Offshore wind industry united on pricing adjustments

Companies tell state flexibility needed on next procurement

MASSACHUSETTS POLICYMAKERS  may be split on whether offshore wind developers should be allowed to adjust the pricing in their existing power purchase agreements to cope with changing economic conditions, but there is no disagreement – within the industry at least – that adjustments should be permitted on future contracts.

In filings with the Department of Energy Resources, every offshore wind developer and equipment supplier said some sort of mechanism for adjusting prices in the face of inflation and interest rate hikes is a must as the state moves forward with its fourth offshore wind procurement later this year.

Avangrid, Shell Energies, Ocean Winds Norh America, and Orsted Americas were all on board. Equinor and Vineyard Offshore blacked out their responses. Among equipment manufacturers, General Electric, Crowley, Siemens Gamesa, and Vestas were all supportive.

The comments came in response to a question posed by the Department of Energy Resources asking the best way to account for current and future rates of inflation and other supply chain and economic pressures.

The specific answers varied slightly, but the overall theme was similar – earlier procurements took place at a time of low inflation and stable interest rates, so fixed pricing made sense even for projects that could take as long as five years to build.

“Obviously, the era of low inflation and interest rates has come to an end,” Ocean Winds North America said in its filing. “Consequently, it is certain that a procurement that does not provide an indexation mechanism will see bids that reflect a very high risk premium.”

A risk premium is a bid adjusted upward to reflect economic uncertainty. The companies argue it makes more sense to let wind farm developers submit bids without a risk premium knowing subsequent pricing adjustments would be allowed if economic conditions fluctuate.

Most companies favor indexing winning bids to some measure of inflation or economic volatility. Some companies favor a one-time adjustment, others favor continual adjustments.

The industry consensus on indexation comes at a time when several of the key players are caught between regulatory regimes.

Avangrid was selected last year as a winner of the state’s third procurement and subsequently negotiated a 20-year power purchase agreement with the state’s three utilities. When interest rates and inflation took off, the company said the power purchase agreement was no longer adequate to secure financing for the project.

Avangrid is now seeking to terminate its existing agreement and wants to bid on the next procurement, but is facing pushback from some lawmakers and resistance from the Healey administration.

SouthCoast Wind, a joint venture of Shell New Energies and Ocean Winds North America, said it is in the same boat with its power purchase agreement, but hasn’t said yet whether it wants to terminate its existing contract.

In their filings with DOER, both wind farm developers said they favored indexing future bids to inflation.

SouthCoast Wind’s response was straightforward, urging state officials to “require all bidders to submit pricing that will be subject to a onetime adjustment for an inflation index when the project reaches financial close.”
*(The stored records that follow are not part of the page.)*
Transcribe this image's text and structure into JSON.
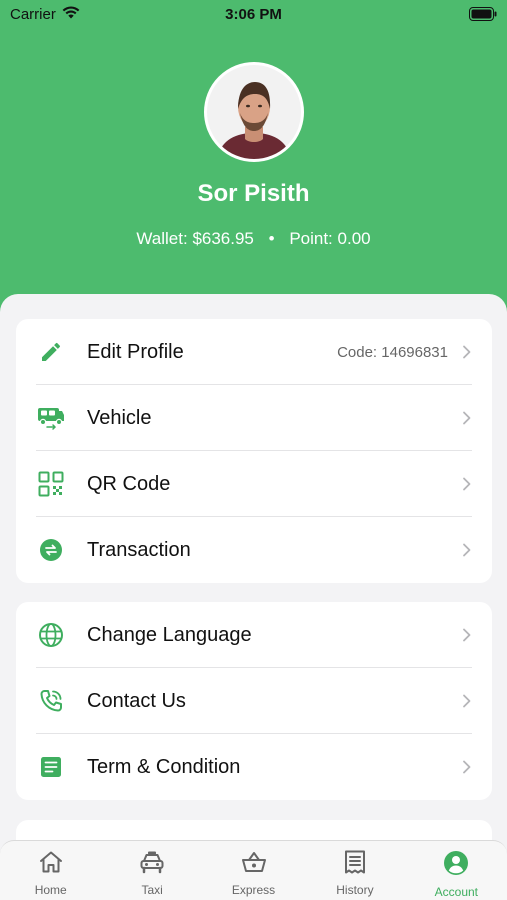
{
  "status_bar": {
    "carrier": "Carrier",
    "time": "3:06 PM"
  },
  "profile": {
    "name": "Sor Pisith",
    "wallet_label": "Wallet:",
    "wallet_value": "$636.95",
    "separator": "•",
    "point_label": "Point:",
    "point_value": "0.00"
  },
  "menu_group_1": [
    {
      "label": "Edit Profile",
      "meta": "Code: 14696831",
      "icon": "pencil-icon"
    },
    {
      "label": "Vehicle",
      "icon": "vehicle-icon"
    },
    {
      "label": "QR Code",
      "icon": "qr-code-icon"
    },
    {
      "label": "Transaction",
      "icon": "transfer-icon"
    }
  ],
  "menu_group_2": [
    {
      "label": "Change Language",
      "icon": "globe-icon"
    },
    {
      "label": "Contact Us",
      "icon": "phone-icon"
    },
    {
      "label": "Term & Condition",
      "icon": "document-icon"
    }
  ],
  "tabs": [
    {
      "label": "Home",
      "icon": "home-icon",
      "active": false
    },
    {
      "label": "Taxi",
      "icon": "taxi-icon",
      "active": false
    },
    {
      "label": "Express",
      "icon": "basket-icon",
      "active": false
    },
    {
      "label": "History",
      "icon": "receipt-icon",
      "active": false
    },
    {
      "label": "Account",
      "icon": "account-icon",
      "active": true
    }
  ],
  "colors": {
    "brand_green": "#4dbb6e",
    "tab_active": "#3fae5f",
    "background": "#f3f3f5"
  }
}
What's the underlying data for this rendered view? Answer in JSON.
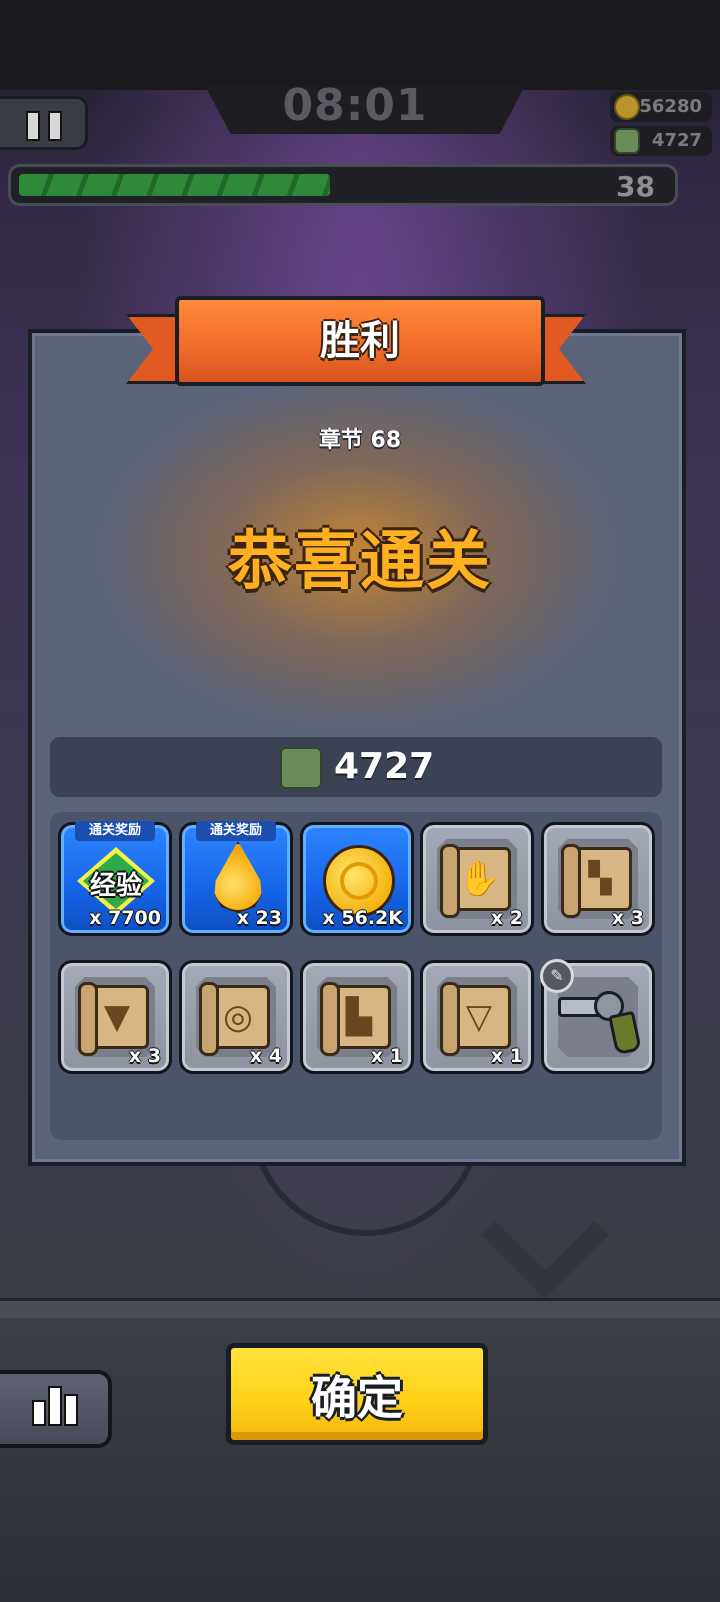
{
  "hud": {
    "timer": "08:01",
    "coins": "56280",
    "kills": "4727",
    "xp_progress": 0.48,
    "level": "38"
  },
  "victory": {
    "title": "胜利",
    "chapter": "章节 68",
    "message": "恭喜通关",
    "kill_count": "4727"
  },
  "rewards": [
    {
      "tag": "通关奖励",
      "icon": "exp-icon",
      "icon_text": "经验",
      "qty": "x 7700",
      "rarity": "blue"
    },
    {
      "tag": "通关奖励",
      "icon": "gold-drop-icon",
      "qty": "x 23",
      "rarity": "blue"
    },
    {
      "icon": "gold-coin-icon",
      "qty": "x 56.2K",
      "rarity": "blue"
    },
    {
      "icon": "glove-blueprint-icon",
      "qty": "x 2",
      "rarity": "grey"
    },
    {
      "icon": "gun-blueprint-icon",
      "qty": "x 3",
      "rarity": "grey"
    },
    {
      "icon": "armor-blueprint-icon",
      "qty": "x 3",
      "rarity": "grey"
    },
    {
      "icon": "belt-blueprint-icon",
      "qty": "x 4",
      "rarity": "grey"
    },
    {
      "icon": "boots-blueprint-icon",
      "qty": "x 1",
      "rarity": "grey"
    },
    {
      "icon": "necklace-blueprint-icon",
      "qty": "x 1",
      "rarity": "grey"
    },
    {
      "icon": "revolver-icon",
      "rarity": "grey"
    }
  ],
  "buttons": {
    "confirm": "确定"
  },
  "colors": {
    "ribbon": "#f06a28",
    "congrats": "#ffb020",
    "confirm": "#ffd21a",
    "reward_blue": "#1564e8"
  }
}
Avangrid’s response went into great detail. “Price indexation is a paradigm shift necessary for the offshore wind industry to flourish. It will give developers confidence they can deliver economically viable projects, while shielding electricity consumers from developers achieving irrational profits,” Avangrid said. “Absent price indexation and/or an ability to renegotiate prices with DOER due to extraordinary endogenous circumstances, developers will be forced to bid in exceedingly high returns to cover any potential contingency.”